◆ YOUR INSTRUCTIONS ◆
Pick out all lines of the entries that include the word "ffffff" and copy them.

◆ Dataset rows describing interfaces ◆
■ ■ ■ ■ ■
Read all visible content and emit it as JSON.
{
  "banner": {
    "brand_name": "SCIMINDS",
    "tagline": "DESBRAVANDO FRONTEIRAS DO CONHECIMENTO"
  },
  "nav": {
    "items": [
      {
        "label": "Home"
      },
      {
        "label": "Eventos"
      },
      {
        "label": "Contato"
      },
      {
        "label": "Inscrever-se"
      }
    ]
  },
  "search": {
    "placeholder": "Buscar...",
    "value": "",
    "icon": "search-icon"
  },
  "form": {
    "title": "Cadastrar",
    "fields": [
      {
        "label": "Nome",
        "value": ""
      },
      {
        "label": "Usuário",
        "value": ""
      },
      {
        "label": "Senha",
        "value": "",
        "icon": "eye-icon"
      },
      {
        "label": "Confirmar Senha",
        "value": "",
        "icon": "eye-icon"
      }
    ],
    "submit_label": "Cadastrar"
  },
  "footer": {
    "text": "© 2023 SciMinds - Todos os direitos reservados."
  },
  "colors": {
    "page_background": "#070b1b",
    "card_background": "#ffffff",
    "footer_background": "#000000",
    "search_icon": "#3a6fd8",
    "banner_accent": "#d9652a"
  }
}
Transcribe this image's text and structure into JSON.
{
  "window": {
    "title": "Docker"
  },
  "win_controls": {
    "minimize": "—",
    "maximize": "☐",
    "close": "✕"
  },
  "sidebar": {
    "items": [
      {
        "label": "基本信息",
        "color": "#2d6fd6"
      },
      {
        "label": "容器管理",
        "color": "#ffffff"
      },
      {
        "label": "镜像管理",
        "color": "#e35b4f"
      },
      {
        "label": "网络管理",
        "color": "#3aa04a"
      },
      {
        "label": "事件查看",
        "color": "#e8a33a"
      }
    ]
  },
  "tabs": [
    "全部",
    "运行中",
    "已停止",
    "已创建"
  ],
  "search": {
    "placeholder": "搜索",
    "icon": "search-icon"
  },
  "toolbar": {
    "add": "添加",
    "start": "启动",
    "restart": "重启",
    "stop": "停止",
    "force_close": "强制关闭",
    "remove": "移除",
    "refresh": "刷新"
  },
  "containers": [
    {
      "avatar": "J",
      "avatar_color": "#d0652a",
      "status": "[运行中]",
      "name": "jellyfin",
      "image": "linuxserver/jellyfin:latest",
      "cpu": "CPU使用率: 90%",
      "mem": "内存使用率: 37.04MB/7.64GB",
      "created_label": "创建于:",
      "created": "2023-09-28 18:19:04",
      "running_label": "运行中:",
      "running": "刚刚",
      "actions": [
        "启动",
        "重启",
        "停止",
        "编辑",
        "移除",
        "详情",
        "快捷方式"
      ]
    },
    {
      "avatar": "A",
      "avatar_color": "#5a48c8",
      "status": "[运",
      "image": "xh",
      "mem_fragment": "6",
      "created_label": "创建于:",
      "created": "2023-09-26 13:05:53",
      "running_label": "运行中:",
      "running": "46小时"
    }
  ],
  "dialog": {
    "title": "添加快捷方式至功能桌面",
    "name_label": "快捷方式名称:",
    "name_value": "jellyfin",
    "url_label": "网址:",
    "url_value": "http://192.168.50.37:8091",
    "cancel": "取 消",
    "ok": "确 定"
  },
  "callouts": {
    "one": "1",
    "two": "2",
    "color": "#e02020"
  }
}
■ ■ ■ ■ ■
◆ FINISHED TASK ◆
    "card_background": "#ffffff",
        "color": "#ffffff"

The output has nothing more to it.